That. Is. Greatness. I read that story from Wendell’s book to my own father, as he lay on his deathbed. I couldn’t get through it without choking up. I looked up at my dad to apologize, and saw that he was crying too.
Because we are all family — an American family.
On this Fourth Of July, I choose to remember Amos Pierce as a great American, and an example of supreme patriotism. Whatever happens in the political realm, I hope the Democratic Party, and American left-liberals in general, will claim, or re-claim, the patriotism of men like Amos Pierce. We need that. We desperately need that. As I said, when I myself despair of this country, and the way that it’s going, I think of the towering example of Amos Pierce, and his faith in the American dream. When I saw Wendell a couple of weeks ago in London, where he’s starring in a revival of Death Of A Salesman, the hottest theater ticket in the city, we talked about his dad, who still lives in the modest New Orleans brick house he bought in the 1950s, and where he raised his boys.
I strongly urge you to read The Wind In The Reeds.

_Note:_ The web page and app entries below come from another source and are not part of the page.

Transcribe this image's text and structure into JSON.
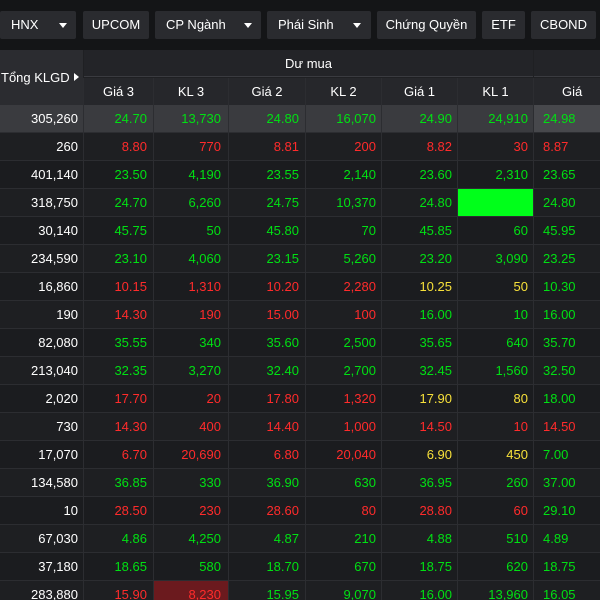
{
  "tabs": [
    {
      "label": "HNX",
      "dropdown": true
    },
    {
      "label": "UPCOM",
      "dropdown": false
    },
    {
      "label": "CP Ngành",
      "dropdown": true
    },
    {
      "label": "Phái Sinh",
      "dropdown": true
    },
    {
      "label": "Chứng Quyền",
      "dropdown": false
    },
    {
      "label": "ETF",
      "dropdown": false
    },
    {
      "label": "CBOND",
      "dropdown": false
    }
  ],
  "header": {
    "total_volume_label": "Tổng KLGD",
    "group_title": "Dư mua",
    "columns": [
      "Giá 3",
      "KL 3",
      "Giá 2",
      "KL 2",
      "Giá 1",
      "KL 1",
      "Giá"
    ]
  },
  "colors": {
    "up": "#00e013",
    "down": "#ff2b2b",
    "reference": "#f7e03a",
    "flash": "#00ff1a"
  },
  "rows": [
    {
      "total": "305,260",
      "g3": "24.70",
      "kl3": "13,730",
      "g2": "24.80",
      "kl2": "16,070",
      "g1": "24.90",
      "kl1": "24,910",
      "g": "24.98",
      "c3": "up",
      "c2": "up",
      "c1": "up",
      "c0": "up",
      "highlight": true
    },
    {
      "total": "260",
      "g3": "8.80",
      "kl3": "770",
      "g2": "8.81",
      "kl2": "200",
      "g1": "8.82",
      "kl1": "30",
      "g": "8.87",
      "c3": "down",
      "c2": "down",
      "c1": "down",
      "c0": "down"
    },
    {
      "total": "401,140",
      "g3": "23.50",
      "kl3": "4,190",
      "g2": "23.55",
      "kl2": "2,140",
      "g1": "23.60",
      "kl1": "2,310",
      "g": "23.65",
      "c3": "up",
      "c2": "up",
      "c1": "up",
      "c0": "up"
    },
    {
      "total": "318,750",
      "g3": "24.70",
      "kl3": "6,260",
      "g2": "24.75",
      "kl2": "10,370",
      "g1": "24.80",
      "kl1": "",
      "g": "24.80",
      "c3": "up",
      "c2": "up",
      "c1": "up",
      "c0": "up",
      "flash_kl1": true
    },
    {
      "total": "30,140",
      "g3": "45.75",
      "kl3": "50",
      "g2": "45.80",
      "kl2": "70",
      "g1": "45.85",
      "kl1": "60",
      "g": "45.95",
      "c3": "up",
      "c2": "up",
      "c1": "up",
      "c0": "up"
    },
    {
      "total": "234,590",
      "g3": "23.10",
      "kl3": "4,060",
      "g2": "23.15",
      "kl2": "5,260",
      "g1": "23.20",
      "kl1": "3,090",
      "g": "23.25",
      "c3": "up",
      "c2": "up",
      "c1": "up",
      "c0": "up"
    },
    {
      "total": "16,860",
      "g3": "10.15",
      "kl3": "1,310",
      "g2": "10.20",
      "kl2": "2,280",
      "g1": "10.25",
      "kl1": "50",
      "g": "10.30",
      "c3": "down",
      "c2": "down",
      "c1": "ref",
      "c0": "up"
    },
    {
      "total": "190",
      "g3": "14.30",
      "kl3": "190",
      "g2": "15.00",
      "kl2": "100",
      "g1": "16.00",
      "kl1": "10",
      "g": "16.00",
      "c3": "down",
      "c2": "down",
      "c1": "up",
      "c0": "up"
    },
    {
      "total": "82,080",
      "g3": "35.55",
      "kl3": "340",
      "g2": "35.60",
      "kl2": "2,500",
      "g1": "35.65",
      "kl1": "640",
      "g": "35.70",
      "c3": "up",
      "c2": "up",
      "c1": "up",
      "c0": "up"
    },
    {
      "total": "213,040",
      "g3": "32.35",
      "kl3": "3,270",
      "g2": "32.40",
      "kl2": "2,700",
      "g1": "32.45",
      "kl1": "1,560",
      "g": "32.50",
      "c3": "up",
      "c2": "up",
      "c1": "up",
      "c0": "up"
    },
    {
      "total": "2,020",
      "g3": "17.70",
      "kl3": "20",
      "g2": "17.80",
      "kl2": "1,320",
      "g1": "17.90",
      "kl1": "80",
      "g": "18.00",
      "c3": "down",
      "c2": "down",
      "c1": "ref",
      "c0": "up"
    },
    {
      "total": "730",
      "g3": "14.30",
      "kl3": "400",
      "g2": "14.40",
      "kl2": "1,000",
      "g1": "14.50",
      "kl1": "10",
      "g": "14.50",
      "c3": "down",
      "c2": "down",
      "c1": "down",
      "c0": "down"
    },
    {
      "total": "17,070",
      "g3": "6.70",
      "kl3": "20,690",
      "g2": "6.80",
      "kl2": "20,040",
      "g1": "6.90",
      "kl1": "450",
      "g": "7.00",
      "c3": "down",
      "c2": "down",
      "c1": "ref",
      "c0": "up"
    },
    {
      "total": "134,580",
      "g3": "36.85",
      "kl3": "330",
      "g2": "36.90",
      "kl2": "630",
      "g1": "36.95",
      "kl1": "260",
      "g": "37.00",
      "c3": "up",
      "c2": "up",
      "c1": "up",
      "c0": "up"
    },
    {
      "total": "10",
      "g3": "28.50",
      "kl3": "230",
      "g2": "28.60",
      "kl2": "80",
      "g1": "28.80",
      "kl1": "60",
      "g": "29.10",
      "c3": "down",
      "c2": "down",
      "c1": "down",
      "c0": "up"
    },
    {
      "total": "67,030",
      "g3": "4.86",
      "kl3": "4,250",
      "g2": "4.87",
      "kl2": "210",
      "g1": "4.88",
      "kl1": "510",
      "g": "4.89",
      "c3": "up",
      "c2": "up",
      "c1": "up",
      "c0": "up"
    },
    {
      "total": "37,180",
      "g3": "18.65",
      "kl3": "580",
      "g2": "18.70",
      "kl2": "670",
      "g1": "18.75",
      "kl1": "620",
      "g": "18.75",
      "c3": "up",
      "c2": "up",
      "c1": "up",
      "c0": "up"
    },
    {
      "total": "283,880",
      "g3": "15.90",
      "kl3": "8,230",
      "g2": "15.95",
      "kl2": "9,070",
      "g1": "16.00",
      "kl1": "13,960",
      "g": "16.05",
      "c3": "down",
      "c2": "up",
      "c1": "up",
      "c0": "up",
      "flash_kl3": true
    }
  ]
}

It’s a memoir of an American family, their struggles, and their triumphs. It’s not a sentimental book by any stretch, and the pain that the family had to endure under Jim Crow will break your heart and boil your blood. In the end, though, this book will make you proud to be an American, and teach you about why the story of black people in America is, and must be, our story, collectively, as Americans.
It is a tragedy — seriously — that the loudest and most influential voices on the American Left today don’t even know about men like Amos Pierce, and allow his story, and the testimony of his patriotism, to fall by the wayside. Democrats are not going to defeat draft-dodging Donald Trump with Colin Kaepernick, a snowflake superstar athlete who can’t bear the horror of a sneaker with a Colonial flag on the heel. They are going to defeat Donald Trump with Amos Pierce, a man who fought a real war for a country that treated him like a second-class citizen, and tried to shame him when he came home … but who never gave up believing in her, and her promise. Could you do what Amos Pierce did? I couldn’t. He is a great man, a patriot that we should all admire.
And he is a Democrat. More than that, Amos Pierce is an American. Think of him, and pray for him, on this Fourth of July. We need him. We really do.
Watch this clip from the PBS News Hour four years back to meet Amos Pierce, via his son Wendell:
I’ll be traveling to Poland later today, folks, but I’ll be approving comments as I can, from the Atlanta airport, and then when I get to Warsaw. God bless America, and God bless you!
Six years ago, Barack Obama was inaugurated for a second term under five immense American flags, including the circular 13-star variety of Betsy Ross’s famous design. But Colin Kaepernick objected when Nike, the company that pays him millions per year to be a brand ambassador, emblazoned the flag on the back of a shoe, on the view that it was connected to the era of American slavery, sources told The Wall Street Journal. Nike capitulated almost immediately.
The story has resonated widely not because it’s outrageous, but because it’s predictable. It’s a similar story with Mayim Bialik’s cringing apology for her alleged “victim-blaming” in the Harvey Weinstein saga, or Adidas pulling a sneaker it had designed for Black History Month because it was white, or the firing of Google engineer James Damore because he wrote a memo that offended corporate orthodoxies.
If the House of York had fallen to the Lancastrians as quickly as corporate and academic America has capitulated to Woke culture, the War of the Roses would have been over in a week.
I’m writing this column on the eve of July 4. But the country I’m describing each year seems to feel the spirit of 1776 less and the spirit of 1789 more. “Armed with the ‘truth,’ Jacobins could brand any individuals who dared to disagree with them traitors or fanatics,” historian Susan Dunn wrote of the French Revolution. “Any distinction between their own political adversaries and the people’s ‘enemies’ was obliterated.”
Read the column — it features a photo of Obama giving his Second Inaugural address, under the Betsy Ross flag. Now many on the Left think that flag is intolerably racist.